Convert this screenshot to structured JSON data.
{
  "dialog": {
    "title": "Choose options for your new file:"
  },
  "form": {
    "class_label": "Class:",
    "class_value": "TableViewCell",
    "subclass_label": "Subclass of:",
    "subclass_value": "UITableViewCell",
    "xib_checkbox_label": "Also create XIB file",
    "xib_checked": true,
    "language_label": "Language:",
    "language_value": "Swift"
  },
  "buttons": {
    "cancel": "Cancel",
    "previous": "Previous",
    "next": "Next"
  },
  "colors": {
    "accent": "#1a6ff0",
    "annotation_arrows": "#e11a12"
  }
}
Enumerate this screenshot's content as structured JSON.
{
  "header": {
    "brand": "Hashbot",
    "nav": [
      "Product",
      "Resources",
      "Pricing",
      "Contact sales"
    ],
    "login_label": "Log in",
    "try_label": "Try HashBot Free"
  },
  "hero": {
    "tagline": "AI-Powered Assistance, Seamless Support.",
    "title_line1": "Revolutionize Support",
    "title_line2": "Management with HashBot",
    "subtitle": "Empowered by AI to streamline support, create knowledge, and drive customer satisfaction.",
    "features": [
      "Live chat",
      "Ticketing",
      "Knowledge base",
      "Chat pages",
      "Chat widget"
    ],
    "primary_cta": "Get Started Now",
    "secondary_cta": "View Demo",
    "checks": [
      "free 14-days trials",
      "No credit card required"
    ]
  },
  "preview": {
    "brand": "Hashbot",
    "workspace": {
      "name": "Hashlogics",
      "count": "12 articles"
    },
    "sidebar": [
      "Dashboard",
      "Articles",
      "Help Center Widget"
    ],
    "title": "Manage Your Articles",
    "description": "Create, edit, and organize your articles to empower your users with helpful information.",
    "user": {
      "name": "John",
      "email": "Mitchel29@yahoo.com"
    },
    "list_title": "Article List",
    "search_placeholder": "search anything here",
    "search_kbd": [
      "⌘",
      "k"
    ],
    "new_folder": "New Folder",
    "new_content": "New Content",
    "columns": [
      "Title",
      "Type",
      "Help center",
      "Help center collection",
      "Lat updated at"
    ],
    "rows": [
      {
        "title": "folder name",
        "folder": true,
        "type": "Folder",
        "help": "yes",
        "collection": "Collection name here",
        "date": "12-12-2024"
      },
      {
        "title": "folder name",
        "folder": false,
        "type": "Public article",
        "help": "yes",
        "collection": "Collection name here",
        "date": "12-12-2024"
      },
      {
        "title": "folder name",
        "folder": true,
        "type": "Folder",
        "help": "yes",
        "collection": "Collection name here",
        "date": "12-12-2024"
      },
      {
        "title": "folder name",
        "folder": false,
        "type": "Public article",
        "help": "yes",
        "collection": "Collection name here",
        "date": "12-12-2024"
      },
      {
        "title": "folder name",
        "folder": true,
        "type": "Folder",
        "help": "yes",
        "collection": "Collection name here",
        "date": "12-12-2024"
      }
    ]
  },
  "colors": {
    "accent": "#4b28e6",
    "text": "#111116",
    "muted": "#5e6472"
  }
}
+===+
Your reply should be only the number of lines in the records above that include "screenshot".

### Response box
2